> [Work instructions]: Each line of the data must reappear exactly in your answer, with no images included.

> [Supplied data]:
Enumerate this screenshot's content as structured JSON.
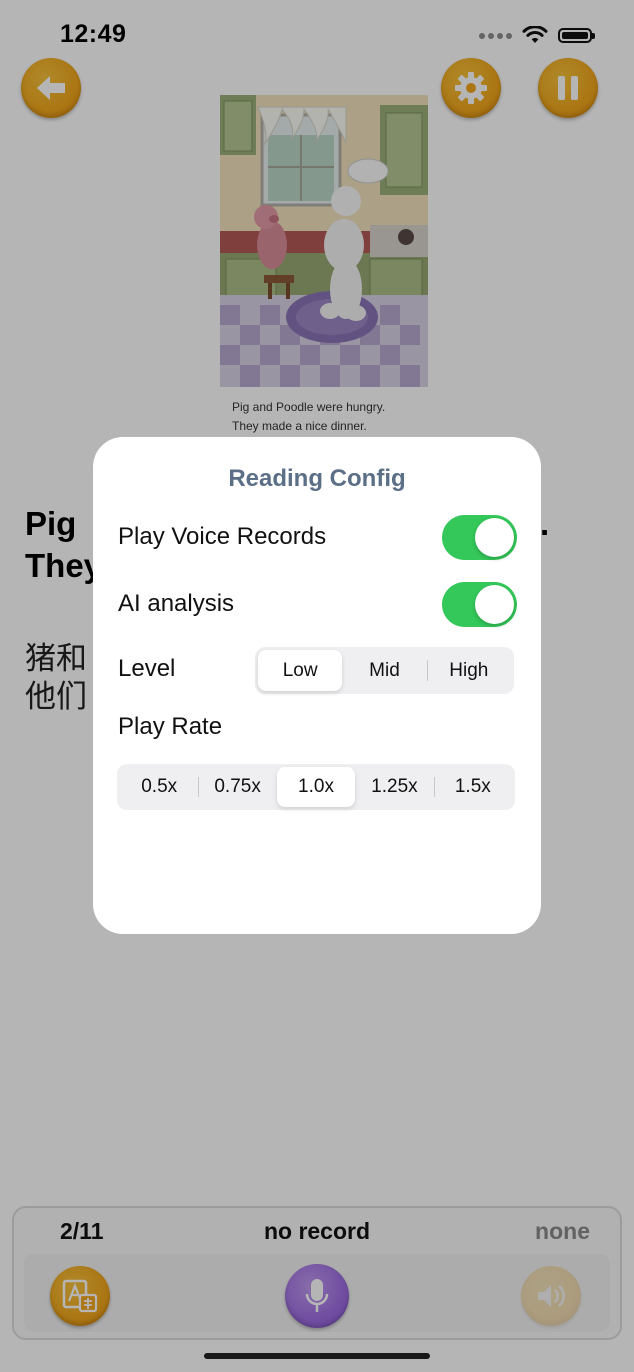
{
  "status_bar": {
    "time": "12:49"
  },
  "book": {
    "caption_line1": "Pig and Poodle were hungry.",
    "caption_line2": "They made a nice dinner.",
    "english_line1": "Pig",
    "english_line2": "They",
    "english_tail": ".",
    "chinese_line1": "猪和",
    "chinese_line2": "他们"
  },
  "bottom_bar": {
    "page_counter": "2/11",
    "record_status": "no record",
    "score": "none"
  },
  "modal": {
    "title": "Reading Config",
    "play_voice_records_label": "Play Voice Records",
    "play_voice_records_on": true,
    "ai_analysis_label": "AI analysis",
    "ai_analysis_on": true,
    "level_label": "Level",
    "level_options": [
      "Low",
      "Mid",
      "High"
    ],
    "level_selected": "Low",
    "play_rate_label": "Play Rate",
    "play_rate_options": [
      "0.5x",
      "0.75x",
      "1.0x",
      "1.25x",
      "1.5x"
    ],
    "play_rate_selected": "1.0x"
  },
  "colors": {
    "toggle_on": "#34c759",
    "modal_title": "#5b6f87",
    "orange_button": "#f1a71c",
    "mic_button": "#a271e4"
  },
  "icons": {
    "back": "arrow-left-icon",
    "settings": "gear-icon",
    "pause": "pause-icon",
    "translate": "translate-icon",
    "mic": "microphone-icon",
    "playback": "speaker-icon"
  }
}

> [Solution to this problem]:
Enumerate this screenshot's content as structured JSON.
{
  "status_bar": {
    "time": "12:49"
  },
  "book": {
    "caption_line1": "Pig and Poodle were hungry.",
    "caption_line2": "They made a nice dinner.",
    "english_line1": "Pig",
    "english_line2": "They",
    "english_tail": ".",
    "chinese_line1": "猪和",
    "chinese_line2": "他们"
  },
  "bottom_bar": {
    "page_counter": "2/11",
    "record_status": "no record",
    "score": "none"
  },
  "modal": {
    "title": "Reading Config",
    "play_voice_records_label": "Play Voice Records",
    "play_voice_records_on": true,
    "ai_analysis_label": "AI analysis",
    "ai_analysis_on": true,
    "level_label": "Level",
    "level_options": [
      "Low",
      "Mid",
      "High"
    ],
    "level_selected": "Low",
    "play_rate_label": "Play Rate",
    "play_rate_options": [
      "0.5x",
      "0.75x",
      "1.0x",
      "1.25x",
      "1.5x"
    ],
    "play_rate_selected": "1.0x"
  },
  "colors": {
    "toggle_on": "#34c759",
    "modal_title": "#5b6f87",
    "orange_button": "#f1a71c",
    "mic_button": "#a271e4"
  },
  "icons": {
    "back": "arrow-left-icon",
    "settings": "gear-icon",
    "pause": "pause-icon",
    "translate": "translate-icon",
    "mic": "microphone-icon",
    "playback": "speaker-icon"
  }
}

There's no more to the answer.